It’s going to sound cliché, but it’s really all about building yourself a support system and community. Knowing that, even though we’ve come so far in larger cities like New York, we tend to sometimes forget that we’re in a bubble and have so far to go. Pride was a riot, and some people tend to forget that.

For me, Pride is giving back to the younger generation—whether that means having them crash on the couch for a night or introducing them to other people. There’s the famous quote: “If not now, when? If not me, then who?” You really do feel this responsibility to carry the torch, because no one else is going to do it if you just stand there idly and wait for something to happen. I cherish having that support system there when I need it most, so it’s really just all about passing it on.

Who has influenced and inspired your community-building?

What comes to mind are all the DJs in the city that work really hard and help to give a soundtrack to our lives. They are really the ones who help create community when it comes to bars and clubs not only having a revival in New York, but also really establishing a presence—and what it means to be free and just let your freak flag fly. Sometimes they might go unnoticed, but they have a really special place in my heart.


Why does the creation of the Visitor Center at Stonewall feel important to you?

As someone in the architecture field, Stonewall is not just about a building; it’s really about a spirit, memory, and community. Having a physical space to gather… It’s not just the physical place, but a memorial in our minds and in our hearts. The rebellion started with throwing a brick; so when we see the bricks of Stonewall… It’s really such a no-brainer to have this space in the future, with the city as it is—ever-evolving—to really keep this memory alive.

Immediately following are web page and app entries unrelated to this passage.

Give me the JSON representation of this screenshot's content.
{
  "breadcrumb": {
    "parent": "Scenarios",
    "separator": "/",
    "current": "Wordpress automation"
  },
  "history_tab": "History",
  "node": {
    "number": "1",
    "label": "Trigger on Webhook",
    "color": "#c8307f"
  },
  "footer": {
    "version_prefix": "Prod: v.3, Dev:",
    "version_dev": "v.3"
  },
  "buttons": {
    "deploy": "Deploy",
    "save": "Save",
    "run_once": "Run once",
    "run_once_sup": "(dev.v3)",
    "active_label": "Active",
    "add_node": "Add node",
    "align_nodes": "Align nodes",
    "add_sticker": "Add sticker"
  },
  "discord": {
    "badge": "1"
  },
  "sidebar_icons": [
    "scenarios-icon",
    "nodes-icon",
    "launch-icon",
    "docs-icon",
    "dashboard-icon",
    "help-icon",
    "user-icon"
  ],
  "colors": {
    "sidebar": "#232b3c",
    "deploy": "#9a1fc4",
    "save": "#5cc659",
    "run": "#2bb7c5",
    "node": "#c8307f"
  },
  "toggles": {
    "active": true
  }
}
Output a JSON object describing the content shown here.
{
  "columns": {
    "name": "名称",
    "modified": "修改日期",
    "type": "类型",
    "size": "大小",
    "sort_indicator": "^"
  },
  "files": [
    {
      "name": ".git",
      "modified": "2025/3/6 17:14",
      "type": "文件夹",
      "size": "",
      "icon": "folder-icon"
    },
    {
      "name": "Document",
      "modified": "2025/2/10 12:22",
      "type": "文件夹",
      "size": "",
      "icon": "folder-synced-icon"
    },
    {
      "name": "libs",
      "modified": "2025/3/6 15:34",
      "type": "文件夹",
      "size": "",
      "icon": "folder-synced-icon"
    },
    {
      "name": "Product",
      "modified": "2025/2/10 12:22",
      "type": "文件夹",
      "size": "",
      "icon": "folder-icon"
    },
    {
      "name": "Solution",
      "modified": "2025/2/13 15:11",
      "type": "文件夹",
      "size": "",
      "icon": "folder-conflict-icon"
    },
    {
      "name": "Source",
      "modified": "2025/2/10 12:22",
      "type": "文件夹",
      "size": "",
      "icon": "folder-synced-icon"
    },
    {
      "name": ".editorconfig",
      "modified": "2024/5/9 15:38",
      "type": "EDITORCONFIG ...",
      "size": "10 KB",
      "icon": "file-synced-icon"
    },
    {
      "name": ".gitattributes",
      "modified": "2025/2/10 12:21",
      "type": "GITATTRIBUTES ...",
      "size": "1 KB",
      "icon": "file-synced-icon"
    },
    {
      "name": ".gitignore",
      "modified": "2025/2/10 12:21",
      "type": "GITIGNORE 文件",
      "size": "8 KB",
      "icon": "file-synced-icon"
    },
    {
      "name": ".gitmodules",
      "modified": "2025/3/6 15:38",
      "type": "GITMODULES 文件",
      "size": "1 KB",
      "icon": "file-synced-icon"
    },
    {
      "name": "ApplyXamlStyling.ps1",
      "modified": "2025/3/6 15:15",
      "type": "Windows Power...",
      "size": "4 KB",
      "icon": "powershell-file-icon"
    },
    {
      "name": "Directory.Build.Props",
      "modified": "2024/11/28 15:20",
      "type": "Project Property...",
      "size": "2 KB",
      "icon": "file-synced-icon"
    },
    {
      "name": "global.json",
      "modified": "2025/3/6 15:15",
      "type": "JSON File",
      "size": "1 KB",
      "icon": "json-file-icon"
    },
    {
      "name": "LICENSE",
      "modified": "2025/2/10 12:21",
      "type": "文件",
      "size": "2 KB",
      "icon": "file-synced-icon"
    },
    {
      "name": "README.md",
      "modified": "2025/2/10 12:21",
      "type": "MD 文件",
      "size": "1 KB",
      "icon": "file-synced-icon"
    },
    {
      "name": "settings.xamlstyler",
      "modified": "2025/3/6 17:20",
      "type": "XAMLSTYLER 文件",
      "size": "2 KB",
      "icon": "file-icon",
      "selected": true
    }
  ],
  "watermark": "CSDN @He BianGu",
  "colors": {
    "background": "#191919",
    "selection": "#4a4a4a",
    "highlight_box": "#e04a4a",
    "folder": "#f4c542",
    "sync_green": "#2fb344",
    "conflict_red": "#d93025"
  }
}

What message would you like to send to future generations of LGBTQ+ youth?

Make sure you have a tight support system and chosen family around you—somebody you can lean on. In New York, there’s an endless array of options for a community that fits your needs. 

No matter what, there’s always going to be a way that you can connect to one of them. And if it doesn’t fit, you’re able to hop, skip, and jump to something else that fits your needs. Creating that support system is crucial to the continuity of learning from the past. Eventually, before you know it, you’ll be that person to pass it on to someone else.